**PROBLEM DETAILS**
Filter the entries for lines with the word "false".

╭─ SUPPLIED ENTRIES

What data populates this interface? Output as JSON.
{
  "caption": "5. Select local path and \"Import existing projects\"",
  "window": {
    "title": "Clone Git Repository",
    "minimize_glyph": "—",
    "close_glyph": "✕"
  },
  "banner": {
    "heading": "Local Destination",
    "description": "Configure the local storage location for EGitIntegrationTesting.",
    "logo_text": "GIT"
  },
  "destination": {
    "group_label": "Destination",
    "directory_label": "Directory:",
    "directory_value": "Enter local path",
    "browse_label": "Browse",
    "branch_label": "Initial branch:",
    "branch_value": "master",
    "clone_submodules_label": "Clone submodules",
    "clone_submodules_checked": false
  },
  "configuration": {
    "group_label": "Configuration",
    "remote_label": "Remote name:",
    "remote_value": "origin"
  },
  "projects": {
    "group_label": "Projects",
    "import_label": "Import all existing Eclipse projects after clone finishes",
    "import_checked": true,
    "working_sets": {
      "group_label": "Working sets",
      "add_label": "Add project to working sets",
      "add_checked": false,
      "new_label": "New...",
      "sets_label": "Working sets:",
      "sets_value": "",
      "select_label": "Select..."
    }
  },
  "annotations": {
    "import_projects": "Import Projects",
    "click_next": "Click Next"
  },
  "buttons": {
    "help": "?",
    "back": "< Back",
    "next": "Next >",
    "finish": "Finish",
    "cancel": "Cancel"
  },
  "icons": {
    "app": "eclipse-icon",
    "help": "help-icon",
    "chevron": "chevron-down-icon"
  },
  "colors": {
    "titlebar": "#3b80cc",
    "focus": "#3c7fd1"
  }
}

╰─

**SOLUTION TO THIS EXERCISE**
    "clone_submodules_checked": false
      "add_checked": false,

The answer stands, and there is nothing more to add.